Jeff Wood: What is the Urban Sound Lab? What’s the process and work that goes into that?
Michiel Huijsman: The Urban Sound Lab is really a bottom-up community lab in the south of Amsterdam. We do different workshops, and people go out and about with little recorders and record sounds they appreciate. And in the workshops, they exchange experiences about these sounds. It’s a sort of low, low level experimenting place for us.
Jeff Wood: It’s really interesting. What kind of sounds do folks bring back? Is there anything that folks bring back more often or, or are there rare things that are very exciting?
Michiel Huijsman: It’s quite exploratory. So people don’t know most of the time what I bring back, they really explore or experience new things and then put their sounds on a digital map. And there they can attach certain emotions to their recorded sounds, which is quite interesting because everybody has different emotions with the same sounds. So it’s also good to know. So there’s not a solution. There’s also not a single human being for whom we should design all the soundscapes. It doesn’t exist — but a lot of planners are convinced that they have to design for this normal human being.
And then I tell them, “Do you know only 12 percent of the population fits this norm? So you are, you are planning for a minority. You have to plan for everyone.” And then they say, “Yeah, yeah, but this is the norm.” I say this is not good. You have to plan also for the impaired people and for the fact that nobody is the same. And then they’re a little bit confused and they think, “Yeah, you cannot do that because we play by the norms.”
I tell them you just have to offer as many different things as possible, so there’s always something for everyone or as much as possible for everyone. So this is also this mantra for me from of the heterogeneity. If you have a lot of different kinds of sounds, people will find something they like.
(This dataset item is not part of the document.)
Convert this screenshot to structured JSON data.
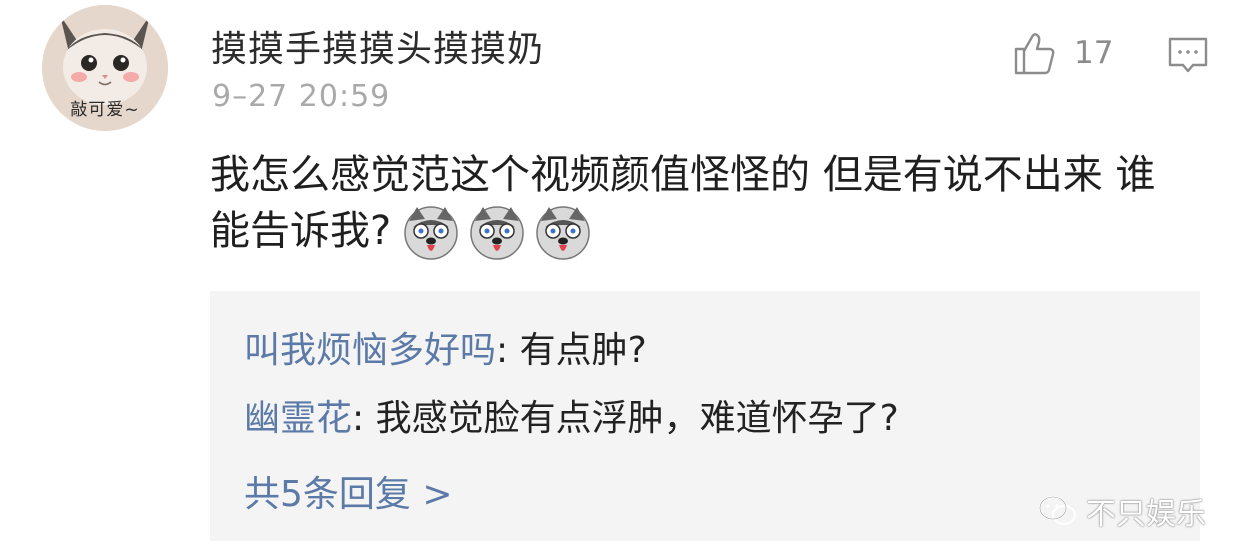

Jeff Wood: That’s really interesting. You know, some people can’t stand music, other people, it’s their life. I read somewhere where that in somewhere in the Netherlands there was an argument over a playground where some people love the sound of children playing and other people hate it. So there’s those differences between what people like. And so like you said, designing for one group is not going to make everybody happy.
Michiel Huijsman: No. And I think you have to discriminate in this case with the playgrounds and give the children the chance to play. Even if people are complaining, they have been children also, so they should know you scream — you have to scream.